Tess’s father lived in a shack on the beach. It was about an hour walk from the boardwalk and fairly isolated. It was on the very edge of Chikoyo, where the police rarely visited. As far as she knew, they didn’t even respond to emergency calls there.
His house was near only two other houses—a boarding home for the elderly and the very sick, and the other was inhabited by an extremely old blind woman. Tess’s father was friendly with her and sometimes brought her lunch, but not since he’s been sick. Everything changed when he became sick.
George Galvin used to be handsome, with a dash of gray hair, and a strong build. When Tess visited him on this occasion, he was withered and tired looking. He could barely make it to the front door to answer it. But he always smiled when he saw Tess.
“Tess…what are you doing here?” Most people couldn’t understand his thick accent and that frustrated him, which made him hard to take care of. Tess, on the other hand, was comforted when she heard it. He pushed open the door. “You’re supposed to be checked in.”
Since Tess’s father was deemed unfit to take care of her, she had been sent to live in a group home. Now that she was eighteen, she could live where ever she wanted. She could stay and take care of her father. At least there was something.
“I’m eighteen,” Tess reminded him. He had a bad memory lately. “I can stay here. I can take care of you.”
He looked worried as she took a seat on his couch. The whole house was only a few rooms—a kitchen, a small living room, a bedroom, and a bathroom. Tess watched as he hobbled over and took a seat next to her. It looked like every movement pained him.
“I don’t want your life to be looking after me,” he said. There was sadness in his eyes as he looked over her scars. “You should live somewhere in the city and find a good job.”
“The city is a terrible place. I’ll get a job near the boardwalk. I can walk there and come home at night,” Tess replied.
“You won’t make enough money with a job here,” her father said.
Tess shifted in her seat. Something was wrong.
“Since when do you care about how much money I make? What’s wrong with me living here?”
“I know you have fees to pay. The police came to see me. They’re worried you might hide out here.”
“They came here?” Tess said, standing up. “They bothered you?”
“They were trying to scare you…to scare me!” Tess shouted angrily.
She could see it was all stressing out her father, so she calmed herself down and sat back on the couch. Her hand was trembling in her lap.
“What are you going to do, Tess?” He asked. “I’m getting very sick. I might be sent to the group home. I wish I could help you, do you know that?”
“I know,” Tess replied, after a while.
“I wish I could get you the money,” he said.

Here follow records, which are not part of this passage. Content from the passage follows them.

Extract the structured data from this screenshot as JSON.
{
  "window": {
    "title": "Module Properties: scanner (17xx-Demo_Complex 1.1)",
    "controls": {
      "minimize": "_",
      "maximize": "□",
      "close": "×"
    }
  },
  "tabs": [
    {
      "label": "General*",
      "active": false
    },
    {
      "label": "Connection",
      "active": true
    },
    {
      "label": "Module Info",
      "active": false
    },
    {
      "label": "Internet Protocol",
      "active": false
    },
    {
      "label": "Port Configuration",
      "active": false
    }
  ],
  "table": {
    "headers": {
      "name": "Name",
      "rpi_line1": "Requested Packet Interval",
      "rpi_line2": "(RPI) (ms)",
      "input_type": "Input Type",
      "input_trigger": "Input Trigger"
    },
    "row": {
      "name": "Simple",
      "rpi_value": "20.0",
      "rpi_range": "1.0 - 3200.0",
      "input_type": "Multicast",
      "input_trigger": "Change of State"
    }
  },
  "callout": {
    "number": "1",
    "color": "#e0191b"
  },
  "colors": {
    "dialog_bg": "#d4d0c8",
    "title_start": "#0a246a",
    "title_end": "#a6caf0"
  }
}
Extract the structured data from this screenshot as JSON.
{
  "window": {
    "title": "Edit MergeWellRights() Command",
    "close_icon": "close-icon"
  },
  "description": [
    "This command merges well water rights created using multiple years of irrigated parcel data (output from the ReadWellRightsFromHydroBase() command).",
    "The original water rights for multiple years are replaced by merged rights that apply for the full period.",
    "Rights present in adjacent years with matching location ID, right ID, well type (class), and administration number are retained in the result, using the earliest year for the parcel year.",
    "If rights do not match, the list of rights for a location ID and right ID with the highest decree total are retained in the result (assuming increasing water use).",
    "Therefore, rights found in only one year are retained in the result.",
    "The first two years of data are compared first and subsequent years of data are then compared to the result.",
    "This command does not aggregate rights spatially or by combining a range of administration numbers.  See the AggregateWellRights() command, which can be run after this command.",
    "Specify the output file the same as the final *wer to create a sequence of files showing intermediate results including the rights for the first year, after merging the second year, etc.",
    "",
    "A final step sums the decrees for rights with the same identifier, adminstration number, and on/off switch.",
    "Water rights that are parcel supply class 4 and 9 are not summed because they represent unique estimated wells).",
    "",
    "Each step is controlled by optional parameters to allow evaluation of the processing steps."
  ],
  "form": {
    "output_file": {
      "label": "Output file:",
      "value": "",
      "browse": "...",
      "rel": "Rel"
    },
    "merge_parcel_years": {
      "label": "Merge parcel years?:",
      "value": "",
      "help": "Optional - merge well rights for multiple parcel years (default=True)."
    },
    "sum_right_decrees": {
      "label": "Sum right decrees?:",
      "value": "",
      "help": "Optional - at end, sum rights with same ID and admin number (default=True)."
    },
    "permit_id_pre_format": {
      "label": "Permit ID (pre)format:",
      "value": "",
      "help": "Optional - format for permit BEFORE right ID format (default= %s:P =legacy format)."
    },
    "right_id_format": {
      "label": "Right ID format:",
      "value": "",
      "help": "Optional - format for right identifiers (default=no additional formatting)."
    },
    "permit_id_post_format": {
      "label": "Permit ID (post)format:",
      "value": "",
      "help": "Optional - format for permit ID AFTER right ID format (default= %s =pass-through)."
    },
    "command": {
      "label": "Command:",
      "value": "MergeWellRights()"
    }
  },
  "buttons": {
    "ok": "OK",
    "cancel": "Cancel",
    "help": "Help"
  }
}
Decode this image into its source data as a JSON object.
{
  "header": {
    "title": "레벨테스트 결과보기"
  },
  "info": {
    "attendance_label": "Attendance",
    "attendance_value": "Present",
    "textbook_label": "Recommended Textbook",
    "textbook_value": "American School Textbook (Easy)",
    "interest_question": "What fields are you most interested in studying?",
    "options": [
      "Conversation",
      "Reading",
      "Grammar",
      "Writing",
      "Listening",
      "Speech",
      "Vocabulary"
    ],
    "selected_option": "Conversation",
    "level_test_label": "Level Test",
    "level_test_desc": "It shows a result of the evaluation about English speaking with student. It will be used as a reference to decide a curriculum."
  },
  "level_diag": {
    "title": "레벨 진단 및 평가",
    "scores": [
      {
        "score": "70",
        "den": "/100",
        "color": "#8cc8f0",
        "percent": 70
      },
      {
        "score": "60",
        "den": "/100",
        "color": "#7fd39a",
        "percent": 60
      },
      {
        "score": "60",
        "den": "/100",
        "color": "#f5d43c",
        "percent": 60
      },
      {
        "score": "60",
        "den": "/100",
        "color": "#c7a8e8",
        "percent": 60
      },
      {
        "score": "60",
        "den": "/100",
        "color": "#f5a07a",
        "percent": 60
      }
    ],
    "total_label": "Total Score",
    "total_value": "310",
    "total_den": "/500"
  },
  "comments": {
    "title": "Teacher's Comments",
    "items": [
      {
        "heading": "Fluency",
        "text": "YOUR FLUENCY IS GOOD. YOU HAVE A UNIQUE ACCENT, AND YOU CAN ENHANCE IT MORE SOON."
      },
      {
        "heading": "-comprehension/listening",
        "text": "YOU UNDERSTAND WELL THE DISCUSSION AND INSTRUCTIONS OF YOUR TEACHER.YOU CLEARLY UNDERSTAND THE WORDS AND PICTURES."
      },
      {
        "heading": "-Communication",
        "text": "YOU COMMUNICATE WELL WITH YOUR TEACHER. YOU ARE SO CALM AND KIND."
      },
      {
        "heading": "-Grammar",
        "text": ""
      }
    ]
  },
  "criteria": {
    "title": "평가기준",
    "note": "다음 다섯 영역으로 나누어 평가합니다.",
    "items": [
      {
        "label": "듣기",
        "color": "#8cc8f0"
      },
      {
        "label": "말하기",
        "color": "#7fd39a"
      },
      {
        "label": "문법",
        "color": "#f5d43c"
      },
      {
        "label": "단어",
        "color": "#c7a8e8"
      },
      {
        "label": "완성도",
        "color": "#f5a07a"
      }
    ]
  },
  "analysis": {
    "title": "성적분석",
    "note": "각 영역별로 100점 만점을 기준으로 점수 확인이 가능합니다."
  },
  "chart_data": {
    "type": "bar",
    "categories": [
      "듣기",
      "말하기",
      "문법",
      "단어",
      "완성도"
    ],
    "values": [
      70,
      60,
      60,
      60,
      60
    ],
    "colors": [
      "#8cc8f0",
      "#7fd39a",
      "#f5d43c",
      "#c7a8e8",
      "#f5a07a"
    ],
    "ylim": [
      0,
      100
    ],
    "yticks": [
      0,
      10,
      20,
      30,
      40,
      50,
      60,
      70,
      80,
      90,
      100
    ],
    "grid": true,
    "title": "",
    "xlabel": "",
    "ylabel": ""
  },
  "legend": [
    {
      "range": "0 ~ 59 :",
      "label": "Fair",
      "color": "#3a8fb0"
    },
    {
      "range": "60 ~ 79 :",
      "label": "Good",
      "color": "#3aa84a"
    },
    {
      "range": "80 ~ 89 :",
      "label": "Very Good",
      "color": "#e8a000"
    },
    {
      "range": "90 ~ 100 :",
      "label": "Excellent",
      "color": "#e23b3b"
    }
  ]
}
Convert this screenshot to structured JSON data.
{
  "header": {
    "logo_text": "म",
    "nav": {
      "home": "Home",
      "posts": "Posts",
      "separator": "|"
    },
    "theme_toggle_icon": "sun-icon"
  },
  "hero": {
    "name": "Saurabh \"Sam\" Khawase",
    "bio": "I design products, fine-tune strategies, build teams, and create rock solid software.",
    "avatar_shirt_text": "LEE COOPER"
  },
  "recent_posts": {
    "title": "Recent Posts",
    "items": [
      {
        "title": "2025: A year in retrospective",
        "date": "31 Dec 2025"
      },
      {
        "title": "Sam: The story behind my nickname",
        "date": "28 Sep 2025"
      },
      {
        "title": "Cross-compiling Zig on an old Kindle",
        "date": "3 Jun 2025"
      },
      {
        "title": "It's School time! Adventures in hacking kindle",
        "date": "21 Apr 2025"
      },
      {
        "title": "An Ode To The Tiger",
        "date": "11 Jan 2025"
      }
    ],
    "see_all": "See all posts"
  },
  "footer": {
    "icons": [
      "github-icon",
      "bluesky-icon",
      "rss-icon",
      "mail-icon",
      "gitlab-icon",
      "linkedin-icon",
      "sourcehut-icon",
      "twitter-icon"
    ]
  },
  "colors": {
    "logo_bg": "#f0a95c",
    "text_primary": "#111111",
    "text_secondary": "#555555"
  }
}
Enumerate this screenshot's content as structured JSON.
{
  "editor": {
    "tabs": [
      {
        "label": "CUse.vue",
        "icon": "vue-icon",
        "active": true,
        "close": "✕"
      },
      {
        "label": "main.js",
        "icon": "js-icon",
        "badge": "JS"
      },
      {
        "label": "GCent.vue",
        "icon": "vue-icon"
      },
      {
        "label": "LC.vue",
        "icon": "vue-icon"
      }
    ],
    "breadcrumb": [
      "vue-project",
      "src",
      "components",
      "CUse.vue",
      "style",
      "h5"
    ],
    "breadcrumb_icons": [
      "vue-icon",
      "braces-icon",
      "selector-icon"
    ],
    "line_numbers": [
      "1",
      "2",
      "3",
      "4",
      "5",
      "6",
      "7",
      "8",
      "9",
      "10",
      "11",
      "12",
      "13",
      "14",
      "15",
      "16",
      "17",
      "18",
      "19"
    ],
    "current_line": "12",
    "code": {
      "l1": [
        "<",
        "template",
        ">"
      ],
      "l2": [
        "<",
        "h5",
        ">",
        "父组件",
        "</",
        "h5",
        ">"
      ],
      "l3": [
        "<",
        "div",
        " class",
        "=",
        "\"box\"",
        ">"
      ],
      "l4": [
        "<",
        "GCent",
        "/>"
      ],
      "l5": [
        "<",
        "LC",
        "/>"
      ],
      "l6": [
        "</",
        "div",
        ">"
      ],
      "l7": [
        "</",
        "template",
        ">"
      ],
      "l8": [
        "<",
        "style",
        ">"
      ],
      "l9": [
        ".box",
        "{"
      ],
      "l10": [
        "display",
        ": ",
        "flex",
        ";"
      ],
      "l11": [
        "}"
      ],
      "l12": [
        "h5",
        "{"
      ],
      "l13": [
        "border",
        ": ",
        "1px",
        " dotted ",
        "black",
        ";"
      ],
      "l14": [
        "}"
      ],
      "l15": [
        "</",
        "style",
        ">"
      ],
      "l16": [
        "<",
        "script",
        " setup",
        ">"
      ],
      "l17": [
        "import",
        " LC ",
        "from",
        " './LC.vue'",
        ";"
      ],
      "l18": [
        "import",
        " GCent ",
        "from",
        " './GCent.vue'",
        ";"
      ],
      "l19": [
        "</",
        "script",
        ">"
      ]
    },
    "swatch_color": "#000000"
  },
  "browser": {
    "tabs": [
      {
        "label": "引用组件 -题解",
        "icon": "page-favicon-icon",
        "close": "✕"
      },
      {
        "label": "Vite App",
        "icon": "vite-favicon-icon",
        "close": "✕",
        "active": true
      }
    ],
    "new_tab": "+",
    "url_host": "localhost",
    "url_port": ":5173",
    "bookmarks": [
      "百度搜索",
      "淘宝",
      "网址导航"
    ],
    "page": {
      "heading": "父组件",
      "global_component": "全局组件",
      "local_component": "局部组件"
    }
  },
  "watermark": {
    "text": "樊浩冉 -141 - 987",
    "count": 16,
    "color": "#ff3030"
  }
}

Tess stood up and wrapped her arms around him. She placed her left hand gently on his back.
“You’ve been through enough,” Tess replied. “But I think I can help us. I think I know a way out of this.”
Her father didn’t say anything else. They held each other for a few more moments until he finally pulled away and shuffled to his room.
Tess walked up to the beach and sat on the sand. Her hand dug into her pocket and pulled out the card The Creator had left her. There was no number or address to find him at, just to come to the check in spot, which was back downtown.
She wondered briefly if that night would be the last time she’d ever see her father.